Jul 16, 2014
InsideClimateNews.org — In early July, a million gallons of salty drilling waste spilled from a pipeline onto a steep hillside in western North Dakota’s Fort Berthold Reservation. The waste—a byproduct of oil and gas production—has now reached a tributary of Lake Sakakawea, which provides drinking water to the reservation.
The oil industry called the accident a “saltwater” spill. But the liquid that entered the lake bears little resemblance to what’s found in the ocean.
The industry’s wastewater is five to eight times saltier than seawater, said Bill Kappel, a hydrogeologist emeritus at the U.S. Geological Survey. It’s salty enough to sting the human tongue, and contains heavy metals in concentrations that might not meet drinking water standards. The briny mix can also include radioactive material. Heavy metals and radioactive materials are toxic at certain concentrations.
“You don’t want to be drinking this stuff,” Kappel said.
The North Dakota spill has killed vegetation and contaminated the soil, and cleanup crews are working on remediation and monitoring. In an email, spokeswoman Debbie Hagen of Crestwood Midstream Partners—the parent company of Arrow Pipelines, the company responsible for the spill—said there is “no evidence of an impact to the local water supply.”
Confusion persists over the wastewater’s environmental and health effects because little is known about the composition of the spilled waste. The compounds it contains vary widely depending on local geology and drilling practices. And there are inconsistencies even within the industry over the definition of “saltwater,” which may or may not contain hydraulic fracturing (fracking) fluids.
The “terms are used very loosely, probably on purpose,” Kappel said.
Jim Ladlee, associate director of the Penn State Marcellus Center for Outreach and Research, said oilfield definitions vary by company, and the same operator may use different words for the same waste product in different parts of the country.
Both Ladlee and Kappel said it’s impossible to understand the potential impact in North Dakota without additional information about what, exactly, was in the pipeline.
Hagen, the Crestwood spokeswoman, did not answer questions about the saltwater composition. Because the spill occurred on tribal land, Alison Ritter, a spokeswoman at the North Dakota Department of Mineral Resources, directed all questions to the Mandan, Hidatsa and Arikara Nation, which did not respond by deadline.
Here’s what we do know:

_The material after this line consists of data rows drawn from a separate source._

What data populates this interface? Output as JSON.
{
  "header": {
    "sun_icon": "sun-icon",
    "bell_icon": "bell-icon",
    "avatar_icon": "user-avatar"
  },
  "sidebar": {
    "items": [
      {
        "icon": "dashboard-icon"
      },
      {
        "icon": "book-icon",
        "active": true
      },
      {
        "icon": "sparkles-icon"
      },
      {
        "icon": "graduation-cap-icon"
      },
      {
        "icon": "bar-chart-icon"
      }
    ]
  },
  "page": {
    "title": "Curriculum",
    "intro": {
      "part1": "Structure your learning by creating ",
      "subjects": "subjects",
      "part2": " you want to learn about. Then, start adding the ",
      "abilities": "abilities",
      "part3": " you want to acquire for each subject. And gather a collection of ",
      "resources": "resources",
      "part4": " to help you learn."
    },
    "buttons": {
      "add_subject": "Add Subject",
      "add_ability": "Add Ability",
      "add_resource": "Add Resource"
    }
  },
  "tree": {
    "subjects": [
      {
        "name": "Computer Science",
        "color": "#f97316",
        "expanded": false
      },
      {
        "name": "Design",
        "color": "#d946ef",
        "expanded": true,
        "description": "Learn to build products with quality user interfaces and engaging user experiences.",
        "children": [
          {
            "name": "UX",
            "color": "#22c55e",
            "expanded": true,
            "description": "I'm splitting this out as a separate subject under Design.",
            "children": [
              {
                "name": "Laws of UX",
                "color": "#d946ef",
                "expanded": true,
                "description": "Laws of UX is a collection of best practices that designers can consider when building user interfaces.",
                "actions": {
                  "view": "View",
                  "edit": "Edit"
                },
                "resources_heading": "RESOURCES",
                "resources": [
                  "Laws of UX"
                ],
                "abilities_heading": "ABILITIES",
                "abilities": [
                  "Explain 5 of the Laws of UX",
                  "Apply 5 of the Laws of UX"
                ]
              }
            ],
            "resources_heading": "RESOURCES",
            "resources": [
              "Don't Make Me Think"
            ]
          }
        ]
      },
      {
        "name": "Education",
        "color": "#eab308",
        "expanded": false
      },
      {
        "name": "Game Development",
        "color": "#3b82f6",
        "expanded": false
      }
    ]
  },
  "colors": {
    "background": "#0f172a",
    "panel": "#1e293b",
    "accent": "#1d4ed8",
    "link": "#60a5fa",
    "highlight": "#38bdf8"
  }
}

The industry-coined term saltwater usually refers to three types of waste.
1. The naturally occurring brines located in oil and gas formations hundreds or thousands of feet underground, known as produced water. The brines consist of water and dissolved chemicals leached from the surrounding rock. These include:
Sodium and chloride (the compounds that make up table salt).

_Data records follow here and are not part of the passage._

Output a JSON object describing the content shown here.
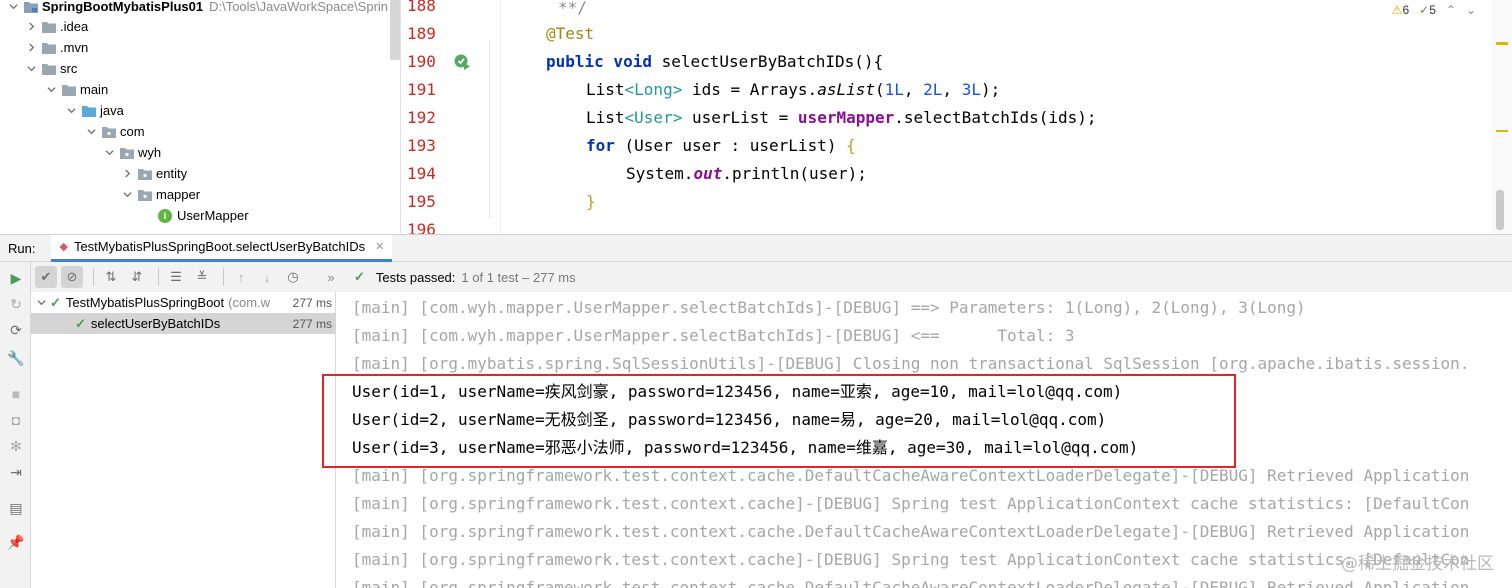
{
  "project": {
    "root_name": "SpringBootMybatisPlus01",
    "root_path": "D:\\Tools\\JavaWorkSpace\\Sprin",
    "items": [
      {
        "label": ".idea"
      },
      {
        "label": ".mvn"
      },
      {
        "label": "src"
      },
      {
        "label": "main"
      },
      {
        "label": "java"
      },
      {
        "label": "com"
      },
      {
        "label": "wyh"
      },
      {
        "label": "entity"
      },
      {
        "label": "mapper"
      },
      {
        "label": "UserMapper"
      }
    ]
  },
  "editor": {
    "line_numbers": [
      "188",
      "189",
      "190",
      "191",
      "192",
      "193",
      "194",
      "195",
      "196"
    ],
    "warnings": "6",
    "weak_warnings": "5",
    "code": {
      "l188": "**/",
      "l189": "@Test",
      "l190_kw": "public void",
      "l190_rest": " selectUserByBatchIDs(){",
      "l191_a": "List",
      "l191_g": "<Long>",
      "l191_b": " ids = Arrays.",
      "l191_m": "asList",
      "l191_c": "(",
      "l191_n1": "1L",
      "l191_n2": "2L",
      "l191_n3": "3L",
      "l191_d": ");",
      "l192_a": "List",
      "l192_g": "<User>",
      "l192_b": " userList = ",
      "l192_f": "userMapper",
      "l192_c": ".selectBatchIds(ids);",
      "l193_kw": "for",
      "l193_rest": " (User user : userList) ",
      "l193_br": "{",
      "l194_a": "System.",
      "l194_o": "out",
      "l194_b": ".println(user);",
      "l195": "}"
    }
  },
  "run": {
    "label": "Run:",
    "tab_title": "TestMybatisPlusSpringBoot.selectUserByBatchIDs",
    "status_text": "Tests passed:",
    "status_meta": "1 of 1 test – 277 ms"
  },
  "tests": {
    "suite": "TestMybatisPlusSpringBoot",
    "suite_extra": "(com.w",
    "suite_time": "277 ms",
    "test": "selectUserByBatchIDs",
    "test_time": "277 ms"
  },
  "console": {
    "lines": [
      "[main] [com.wyh.mapper.UserMapper.selectBatchIds]-[DEBUG] ==> Parameters: 1(Long), 2(Long), 3(Long)",
      "[main] [com.wyh.mapper.UserMapper.selectBatchIds]-[DEBUG] <==      Total: 3",
      "[main] [org.mybatis.spring.SqlSessionUtils]-[DEBUG] Closing non transactional SqlSession [org.apache.ibatis.session.",
      "User(id=1, userName=疾风剑豪, password=123456, name=亚索, age=10, mail=lol@qq.com)",
      "User(id=2, userName=无极剑圣, password=123456, name=易, age=20, mail=lol@qq.com)",
      "User(id=3, userName=邪恶小法师, password=123456, name=维嘉, age=30, mail=lol@qq.com)",
      "[main] [org.springframework.test.context.cache.DefaultCacheAwareContextLoaderDelegate]-[DEBUG] Retrieved Application",
      "[main] [org.springframework.test.context.cache]-[DEBUG] Spring test ApplicationContext cache statistics: [DefaultCon",
      "[main] [org.springframework.test.context.cache.DefaultCacheAwareContextLoaderDelegate]-[DEBUG] Retrieved Application",
      "[main] [org.springframework.test.context.cache]-[DEBUG] Spring test ApplicationContext cache statistics: [DefaultCon",
      "[main] [org.springframework.test.context.cache.DefaultCacheAwareContextLoaderDelegate]-[DEBUG] Retrieved Application"
    ]
  },
  "watermark": "@稀土掘金技术社区",
  "colors": {
    "highlight_border": "#e0262a",
    "line_number": "#d0281e",
    "pass_green": "#499c54"
  }
}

Heavy metals such as chromium, cobalt, nickel, copper, zinc, arsenic, selenium, silver, cadmium, antimony, mercury, thallium and lead.
Radioactive material from buried rock.

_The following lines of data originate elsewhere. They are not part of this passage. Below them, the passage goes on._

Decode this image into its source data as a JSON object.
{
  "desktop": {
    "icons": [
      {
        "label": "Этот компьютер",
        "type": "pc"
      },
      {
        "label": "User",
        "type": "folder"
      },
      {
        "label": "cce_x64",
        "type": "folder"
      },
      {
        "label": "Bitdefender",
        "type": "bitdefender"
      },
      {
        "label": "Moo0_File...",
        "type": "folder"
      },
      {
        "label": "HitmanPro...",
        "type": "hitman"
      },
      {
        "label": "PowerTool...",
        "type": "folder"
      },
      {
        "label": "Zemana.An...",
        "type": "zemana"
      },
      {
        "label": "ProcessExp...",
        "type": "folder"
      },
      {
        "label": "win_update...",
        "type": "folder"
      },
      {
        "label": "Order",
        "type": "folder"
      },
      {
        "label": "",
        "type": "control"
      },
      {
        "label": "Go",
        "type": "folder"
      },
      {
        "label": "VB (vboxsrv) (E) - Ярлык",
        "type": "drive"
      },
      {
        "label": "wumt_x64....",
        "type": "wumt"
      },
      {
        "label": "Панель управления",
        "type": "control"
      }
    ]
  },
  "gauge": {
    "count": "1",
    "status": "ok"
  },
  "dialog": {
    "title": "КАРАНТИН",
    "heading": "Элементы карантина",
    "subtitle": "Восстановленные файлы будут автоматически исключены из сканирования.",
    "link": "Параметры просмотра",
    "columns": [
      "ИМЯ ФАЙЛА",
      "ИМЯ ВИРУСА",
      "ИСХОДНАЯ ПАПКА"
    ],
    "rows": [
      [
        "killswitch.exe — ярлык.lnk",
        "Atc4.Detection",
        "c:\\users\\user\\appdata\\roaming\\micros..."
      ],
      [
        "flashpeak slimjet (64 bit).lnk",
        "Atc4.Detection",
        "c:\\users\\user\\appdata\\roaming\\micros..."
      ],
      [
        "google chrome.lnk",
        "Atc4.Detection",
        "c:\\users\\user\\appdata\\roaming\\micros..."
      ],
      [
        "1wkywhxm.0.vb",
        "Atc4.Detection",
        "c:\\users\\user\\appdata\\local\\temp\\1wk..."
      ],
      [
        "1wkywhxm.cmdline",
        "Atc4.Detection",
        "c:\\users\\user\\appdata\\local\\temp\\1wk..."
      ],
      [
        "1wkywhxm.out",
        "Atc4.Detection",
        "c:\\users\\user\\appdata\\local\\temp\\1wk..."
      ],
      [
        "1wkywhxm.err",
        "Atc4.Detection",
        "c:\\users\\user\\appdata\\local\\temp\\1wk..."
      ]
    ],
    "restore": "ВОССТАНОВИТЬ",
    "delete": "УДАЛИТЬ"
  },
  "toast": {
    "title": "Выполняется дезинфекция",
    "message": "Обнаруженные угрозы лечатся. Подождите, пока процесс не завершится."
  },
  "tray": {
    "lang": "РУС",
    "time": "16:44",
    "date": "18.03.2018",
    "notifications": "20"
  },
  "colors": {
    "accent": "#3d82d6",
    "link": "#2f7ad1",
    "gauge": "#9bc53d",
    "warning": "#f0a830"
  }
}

Other dissolved compounds such as barium, calcium and bromide.
Once a well begins operating, produced water flows out of the wellbore along with the oil and/or gas. The mixture is separated at the surface, and the produced water is trucked or piped away for disposal through “saltwater pipelines.”
2. A mixture of produced water and fracking fluids, called flowback. Fracking fluids contain millions of gallons of water, millions of pounds of sand and thousands of gallons of chemical additives, some of which are toxic.
Flowback comes out of the well during the first two to three weeks after it’s fracked. Like produced water, the flowback is shipped via pipeline for disposal in injection wells or waste pits.
3. Produced water, which has been treated to remove almost everything but salt and is reused in the fracking process. Ladlee, the Marcellus Outreach representative, said produced water is sent to treatment plants, which remove most of the dissolved material except for the salt. The treated salty mixture is diluted with fresh water, and fracking chemicals are added to create a new batch of fracking fluid, which is used to frack another well. If the North Dakota pipeline was carrying fluid from a treatment facility to a well site for recycling, Ladlee said, then the saltwater would contain very salty water, but with few heavy metals and radioactive material.
The North Dakota spill caught media attention because it was unusually large. But smaller “saltwater” spills occur more frequently. According to the Associated Press, there were 74 such spills in North Dakota last year, spilling a total of 924,000 gallons.
InsideClimate News intern Hannah Robbins contributed to this story.
Republished with the permission of InsideClimate News, a non-profit news organization that covers energy and climate change issues in law, policy and public opinion.